Special Assistance Plan Schools
In recent conversations on racial harmony in Singapore, the Special Assistance Plan (SAP) has repeatedly come up as an example of racial inequality in our education system.
Dominant narratives in the media today tend to cast the SAP as examples of ‘Chinese privilege’, ‘Chinese elitism’ or even ‘Singapore’s own bumiputera policy’ while overlooking the precise reasons for their founding.
More nuanced discussions tend to include some mention of the historical reasons, but often fail to consider the underlying considerations or the presence of real alternatives. While engaging in civil discourse is important, especially for our young people, we should not allow narratives that do not reflect the full picture to take center-stage in the conversation. Let us take a look back at the history of the SAP, to understand how it came about and why it still exists today, and how its intention is not to provide benefits to any one particular race.
The History of the SAP
In the 1960s to 1970s, as English gained greater importance as the lingua franca in Singapore, parents began to send students to English-stream schools instead of vernacular schools.

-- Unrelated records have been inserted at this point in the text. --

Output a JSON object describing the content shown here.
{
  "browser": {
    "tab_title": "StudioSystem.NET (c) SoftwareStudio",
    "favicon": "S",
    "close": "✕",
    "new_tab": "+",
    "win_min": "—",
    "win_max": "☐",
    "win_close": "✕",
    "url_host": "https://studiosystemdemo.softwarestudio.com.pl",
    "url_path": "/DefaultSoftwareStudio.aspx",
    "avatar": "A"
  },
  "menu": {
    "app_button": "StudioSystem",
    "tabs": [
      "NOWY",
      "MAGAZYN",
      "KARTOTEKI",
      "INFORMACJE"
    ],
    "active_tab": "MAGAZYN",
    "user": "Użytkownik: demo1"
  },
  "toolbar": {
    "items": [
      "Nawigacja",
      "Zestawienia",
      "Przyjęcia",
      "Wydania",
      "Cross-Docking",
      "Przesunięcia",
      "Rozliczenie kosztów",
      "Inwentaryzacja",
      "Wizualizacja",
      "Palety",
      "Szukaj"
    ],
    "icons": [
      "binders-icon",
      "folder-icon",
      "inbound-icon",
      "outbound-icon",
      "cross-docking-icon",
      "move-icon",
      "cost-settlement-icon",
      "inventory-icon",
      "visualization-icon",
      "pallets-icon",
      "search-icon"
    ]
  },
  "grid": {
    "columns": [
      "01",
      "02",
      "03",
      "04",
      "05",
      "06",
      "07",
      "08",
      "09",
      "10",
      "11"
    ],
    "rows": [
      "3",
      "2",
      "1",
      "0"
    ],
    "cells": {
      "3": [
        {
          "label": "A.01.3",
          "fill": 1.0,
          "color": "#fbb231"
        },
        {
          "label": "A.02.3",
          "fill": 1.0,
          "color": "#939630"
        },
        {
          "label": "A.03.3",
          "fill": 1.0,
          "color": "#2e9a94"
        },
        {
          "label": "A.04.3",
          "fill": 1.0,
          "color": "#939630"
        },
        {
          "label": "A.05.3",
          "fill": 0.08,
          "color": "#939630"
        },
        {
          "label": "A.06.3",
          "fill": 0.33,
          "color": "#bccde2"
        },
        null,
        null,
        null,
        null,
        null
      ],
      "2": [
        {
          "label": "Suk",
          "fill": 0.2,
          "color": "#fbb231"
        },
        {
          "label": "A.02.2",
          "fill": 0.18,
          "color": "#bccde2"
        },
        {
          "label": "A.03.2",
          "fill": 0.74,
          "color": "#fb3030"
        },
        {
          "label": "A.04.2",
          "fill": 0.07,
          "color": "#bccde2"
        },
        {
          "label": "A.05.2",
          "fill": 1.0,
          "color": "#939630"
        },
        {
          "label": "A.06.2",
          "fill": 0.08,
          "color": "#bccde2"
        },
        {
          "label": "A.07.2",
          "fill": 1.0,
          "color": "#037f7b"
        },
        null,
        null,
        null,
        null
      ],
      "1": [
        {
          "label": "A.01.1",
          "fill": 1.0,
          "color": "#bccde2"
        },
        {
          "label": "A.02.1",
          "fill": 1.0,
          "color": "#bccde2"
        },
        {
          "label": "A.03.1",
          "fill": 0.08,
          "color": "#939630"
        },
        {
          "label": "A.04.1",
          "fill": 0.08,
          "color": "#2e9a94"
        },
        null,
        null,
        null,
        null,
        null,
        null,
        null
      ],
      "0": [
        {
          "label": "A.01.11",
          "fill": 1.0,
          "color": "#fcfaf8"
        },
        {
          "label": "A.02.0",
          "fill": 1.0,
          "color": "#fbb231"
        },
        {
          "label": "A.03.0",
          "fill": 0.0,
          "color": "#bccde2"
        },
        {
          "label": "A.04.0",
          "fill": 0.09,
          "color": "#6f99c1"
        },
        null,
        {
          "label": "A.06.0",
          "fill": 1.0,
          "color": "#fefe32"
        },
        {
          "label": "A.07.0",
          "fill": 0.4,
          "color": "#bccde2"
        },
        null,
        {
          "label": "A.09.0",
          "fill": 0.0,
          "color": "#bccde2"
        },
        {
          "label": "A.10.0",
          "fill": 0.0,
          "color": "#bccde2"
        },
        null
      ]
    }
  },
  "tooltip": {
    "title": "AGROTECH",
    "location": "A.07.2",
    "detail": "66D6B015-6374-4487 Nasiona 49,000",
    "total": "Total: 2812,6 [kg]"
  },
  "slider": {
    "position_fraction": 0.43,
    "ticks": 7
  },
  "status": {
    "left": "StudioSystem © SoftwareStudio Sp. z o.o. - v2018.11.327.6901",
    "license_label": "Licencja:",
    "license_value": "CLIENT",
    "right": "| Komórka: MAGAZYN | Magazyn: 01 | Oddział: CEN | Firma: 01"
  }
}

This led to the closing of many vernacular schools, and the proposed merger of Chinese-medium Nanyang University and English-medium University of Singapore, which was completed in 1980.
This decline led to the concern over preserving the best Chinese-medium schools in Singapore, especially those with rich histories dating from the early 1900s. Then-Prime Minister Lee Kuan Yew believed in the value of preserving these schools, because he believed the traditional Chinese values taught through the Chinese language would help strengthen Singapore society. Therefore, the SAP was implemented in 1978, to develop nine Chinese-medium secondary schools into bilingual institutions with comparable standards of English to other schools. In the next 15 years, as most of the Chinese-medium primary schools closed down due to declining enrolment, MOE extended the SAP to 10 primary schools, followed by another five later on.
The excellent performance of the first batch of SAP school students in the O-level examinations contributed to a significant increase in the number of applications for SAP schools. Thanks to the SAP, schools like Nanyang Girls’ High School and Hwa Chong Institution, which were involved in historical moments during World War II when they were used by allied defenders, were preserved.
Along with the SAP, the government also introduced the Speak Mandarin Campaign from 1979, to encourage Chinese in Singapore to learn and speak Mandarin instead of their dialects. The standardisation of Chinese as the vernacular was intended to reduce the language barriers between the different dialect-speaking Chinese groups, and facilitate communication with Mainland Chinese. However, forcing these dialect-speaking Chinese to learn Mandarin in schools along with English essentially made them learn two second languages. This “sacrifice” of Chinese dialects in schools, accompanied by the elimination of dialect programmes from local media, led to the near-elimination of dialect-speaking ability within one generation. This loss of our cultural-linguistic heritage is a key example of the trade-offs our founding fathers had to make to secure our economic future.
(Image: National Archives of Singapore)
In 2005, with the strengthening of the Chinese economy, the Bicultural Studies Programme (BSP) was established in three SAP schools to develop among students a strong understanding of China’s history, culture and contemporary developments, in addition to a good command of the Chinese language. In 2007, a review taskforce chaired by the then-Minister of State Gan Kim Yong encouraged SAP schools to develop their own flagship programmes related to the learning of the Chinese language, culture and traditions. This led to the introduction of examinable and non-examinable subjects in the different SAP schools centred on Chinese.
Discussion – Is the SAP still useful today?
These policies were originally meant “to preserve traditional Chinese values and nurture bilingualism”, to facilitate business with China and allow Singapore to benefit from China’s economic rise. While this is important in the context of a fast-growing China, which is Singapore’s largest trading partner, Malay and Tamil learning should be enhanced as well, with Indonesia, Malaysia, and India also offering tremendous opportunities. Former Education Minister Ong Ye Kung said in 2019 that many young Singaporeans are less conscious of their ethnic identity, and there are more specialised programmes to promote Mother Tongue learning such as the Language Elective Programmes for Chinese, Malay, and Tamil.
If we choose to retain the SAP, the problem of racial segregation needs to be addressed. Since its inception in 1979, concerns have been raised about the lack of opportunities for students in SAP schools for interracial mixing. In response, some SAP schools have made Malay a compulsory subject for lower secondary students, while others introduced opportunities for students to broaden their social interactions through community-based activities or exchanges with cultural groups and other schools. Although these measures were deemed sufficient in 1990, it is worth re-examining them in light of the recent anecdotal reports of students experiencing casual or outright racism at the hands of those from SAP schools.
In our small multilingual society which open to the world, it is inevitable that society gravitates towards a common language, in this case the international lingua franca of English. To preserve our economic advantage in doing business with China and the cultural-linguistic heritage of each race-community, however, we need to find a balance between emphasising the learning of Mother Tongue languages, showing fairness and equality to all races, and preserving the high level of English we have. We should also work to dispel myths of systemic racial discrimination, to preserve the racial harmony we enjoy.